Start of Block

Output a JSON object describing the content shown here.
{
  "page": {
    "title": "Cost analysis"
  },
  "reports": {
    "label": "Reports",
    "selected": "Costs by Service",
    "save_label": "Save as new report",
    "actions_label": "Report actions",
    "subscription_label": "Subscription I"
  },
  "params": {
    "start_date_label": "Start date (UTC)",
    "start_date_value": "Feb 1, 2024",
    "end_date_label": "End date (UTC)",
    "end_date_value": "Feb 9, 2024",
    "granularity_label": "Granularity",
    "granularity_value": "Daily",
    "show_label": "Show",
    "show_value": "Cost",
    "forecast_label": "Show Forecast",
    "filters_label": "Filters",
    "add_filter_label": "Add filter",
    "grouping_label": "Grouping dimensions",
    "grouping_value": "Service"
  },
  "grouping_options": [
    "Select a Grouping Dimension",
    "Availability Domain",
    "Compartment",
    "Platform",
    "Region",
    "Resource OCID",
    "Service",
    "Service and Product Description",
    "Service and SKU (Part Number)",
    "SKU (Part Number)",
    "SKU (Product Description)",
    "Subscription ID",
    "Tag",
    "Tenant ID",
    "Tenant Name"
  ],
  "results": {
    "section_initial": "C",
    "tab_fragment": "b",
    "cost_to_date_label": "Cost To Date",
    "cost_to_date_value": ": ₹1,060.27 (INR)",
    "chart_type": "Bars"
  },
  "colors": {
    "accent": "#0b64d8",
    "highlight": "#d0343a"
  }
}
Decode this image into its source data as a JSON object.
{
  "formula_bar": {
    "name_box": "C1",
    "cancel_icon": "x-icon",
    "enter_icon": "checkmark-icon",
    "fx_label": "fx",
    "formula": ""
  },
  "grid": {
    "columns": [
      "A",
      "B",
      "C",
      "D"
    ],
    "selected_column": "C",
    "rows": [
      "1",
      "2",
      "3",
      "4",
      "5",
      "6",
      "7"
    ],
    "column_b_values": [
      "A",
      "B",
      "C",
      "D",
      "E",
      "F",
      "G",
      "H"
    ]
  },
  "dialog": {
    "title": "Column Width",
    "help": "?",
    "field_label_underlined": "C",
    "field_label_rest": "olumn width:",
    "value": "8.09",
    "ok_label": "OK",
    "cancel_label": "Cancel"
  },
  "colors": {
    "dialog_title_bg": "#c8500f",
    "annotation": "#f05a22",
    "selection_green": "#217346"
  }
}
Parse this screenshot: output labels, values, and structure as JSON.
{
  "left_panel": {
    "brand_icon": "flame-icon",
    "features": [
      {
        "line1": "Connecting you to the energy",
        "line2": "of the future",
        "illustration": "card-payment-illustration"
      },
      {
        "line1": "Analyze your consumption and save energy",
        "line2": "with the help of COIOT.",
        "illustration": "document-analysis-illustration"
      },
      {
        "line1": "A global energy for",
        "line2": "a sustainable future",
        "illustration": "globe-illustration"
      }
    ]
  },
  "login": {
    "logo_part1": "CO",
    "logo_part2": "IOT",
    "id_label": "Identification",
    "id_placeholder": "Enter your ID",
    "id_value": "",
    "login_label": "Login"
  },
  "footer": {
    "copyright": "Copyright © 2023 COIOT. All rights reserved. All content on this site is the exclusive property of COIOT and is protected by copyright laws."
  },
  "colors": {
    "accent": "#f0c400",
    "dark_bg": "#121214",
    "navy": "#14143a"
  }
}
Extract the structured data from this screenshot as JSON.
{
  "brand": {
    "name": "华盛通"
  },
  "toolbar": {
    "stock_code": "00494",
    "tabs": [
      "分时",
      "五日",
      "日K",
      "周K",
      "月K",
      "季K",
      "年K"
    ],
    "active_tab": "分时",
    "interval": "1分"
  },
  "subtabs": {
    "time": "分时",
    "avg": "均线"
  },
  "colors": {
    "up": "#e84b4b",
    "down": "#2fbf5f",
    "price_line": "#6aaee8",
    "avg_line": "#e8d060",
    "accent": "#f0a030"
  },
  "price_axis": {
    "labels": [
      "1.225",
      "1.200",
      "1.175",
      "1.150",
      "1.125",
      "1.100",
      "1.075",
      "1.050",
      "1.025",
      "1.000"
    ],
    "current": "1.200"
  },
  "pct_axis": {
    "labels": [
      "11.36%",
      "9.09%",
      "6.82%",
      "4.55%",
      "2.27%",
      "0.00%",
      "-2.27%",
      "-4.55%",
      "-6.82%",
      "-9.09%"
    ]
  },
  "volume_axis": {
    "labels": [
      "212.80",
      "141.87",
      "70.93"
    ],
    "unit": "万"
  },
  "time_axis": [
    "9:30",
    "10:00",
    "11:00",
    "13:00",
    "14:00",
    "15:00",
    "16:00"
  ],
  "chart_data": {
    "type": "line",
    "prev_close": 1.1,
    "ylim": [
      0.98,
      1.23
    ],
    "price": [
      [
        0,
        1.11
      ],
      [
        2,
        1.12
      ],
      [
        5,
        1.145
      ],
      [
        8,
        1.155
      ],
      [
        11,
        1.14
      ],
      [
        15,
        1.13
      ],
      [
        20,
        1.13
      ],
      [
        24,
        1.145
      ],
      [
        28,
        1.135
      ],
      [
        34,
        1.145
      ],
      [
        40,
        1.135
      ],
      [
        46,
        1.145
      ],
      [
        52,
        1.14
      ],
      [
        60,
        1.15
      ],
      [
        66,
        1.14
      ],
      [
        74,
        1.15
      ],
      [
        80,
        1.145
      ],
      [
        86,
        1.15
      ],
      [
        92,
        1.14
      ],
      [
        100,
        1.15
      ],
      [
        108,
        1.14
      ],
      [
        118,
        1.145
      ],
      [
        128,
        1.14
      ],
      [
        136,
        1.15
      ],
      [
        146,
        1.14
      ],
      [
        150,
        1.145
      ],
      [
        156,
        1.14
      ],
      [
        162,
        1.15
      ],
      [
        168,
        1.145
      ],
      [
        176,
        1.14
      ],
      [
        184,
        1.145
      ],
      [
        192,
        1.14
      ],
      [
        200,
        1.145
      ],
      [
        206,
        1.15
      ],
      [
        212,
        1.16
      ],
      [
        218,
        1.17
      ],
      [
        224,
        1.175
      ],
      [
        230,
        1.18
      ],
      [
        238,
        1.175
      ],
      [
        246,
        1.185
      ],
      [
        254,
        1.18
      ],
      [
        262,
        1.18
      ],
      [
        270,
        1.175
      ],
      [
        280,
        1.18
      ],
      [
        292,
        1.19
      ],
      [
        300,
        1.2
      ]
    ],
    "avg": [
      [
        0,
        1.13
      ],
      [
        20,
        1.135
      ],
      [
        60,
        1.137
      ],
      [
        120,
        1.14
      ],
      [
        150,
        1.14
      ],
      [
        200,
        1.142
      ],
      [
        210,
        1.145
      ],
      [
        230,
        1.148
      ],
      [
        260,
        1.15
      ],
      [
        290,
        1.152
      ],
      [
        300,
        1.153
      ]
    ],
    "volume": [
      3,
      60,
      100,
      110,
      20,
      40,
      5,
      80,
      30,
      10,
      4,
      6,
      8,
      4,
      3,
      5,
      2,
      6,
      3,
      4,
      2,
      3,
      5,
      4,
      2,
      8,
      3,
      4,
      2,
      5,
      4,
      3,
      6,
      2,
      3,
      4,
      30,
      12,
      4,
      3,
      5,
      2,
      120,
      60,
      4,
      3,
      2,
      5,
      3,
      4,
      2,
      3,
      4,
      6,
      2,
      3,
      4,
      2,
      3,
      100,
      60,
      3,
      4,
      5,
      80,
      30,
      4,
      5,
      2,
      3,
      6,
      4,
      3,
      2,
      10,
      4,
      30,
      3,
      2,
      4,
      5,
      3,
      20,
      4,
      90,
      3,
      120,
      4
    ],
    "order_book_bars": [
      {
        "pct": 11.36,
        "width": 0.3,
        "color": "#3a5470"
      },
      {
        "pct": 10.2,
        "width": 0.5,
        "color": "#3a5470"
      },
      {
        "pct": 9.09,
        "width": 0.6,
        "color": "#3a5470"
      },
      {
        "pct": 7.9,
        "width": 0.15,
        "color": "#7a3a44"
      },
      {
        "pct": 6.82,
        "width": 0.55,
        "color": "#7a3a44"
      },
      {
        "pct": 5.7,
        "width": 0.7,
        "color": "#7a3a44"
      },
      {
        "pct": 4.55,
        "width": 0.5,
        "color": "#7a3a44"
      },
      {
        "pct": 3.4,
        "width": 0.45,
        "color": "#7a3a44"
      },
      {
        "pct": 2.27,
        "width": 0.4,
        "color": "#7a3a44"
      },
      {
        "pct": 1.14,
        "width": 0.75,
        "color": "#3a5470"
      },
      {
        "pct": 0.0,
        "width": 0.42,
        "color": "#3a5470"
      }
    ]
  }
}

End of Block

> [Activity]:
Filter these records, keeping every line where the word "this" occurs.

> [Answer space]:
Decode this image into its source data as a JSON object.
Parse this screenshot: output labels, values, and structure as JSON.
    "copyright": "Copyright © 2023 COIOT. All rights reserved. All content on this site is the exclusive property of COIOT and is protected by copyright laws."
Extract the structured data from this screenshot as JSON.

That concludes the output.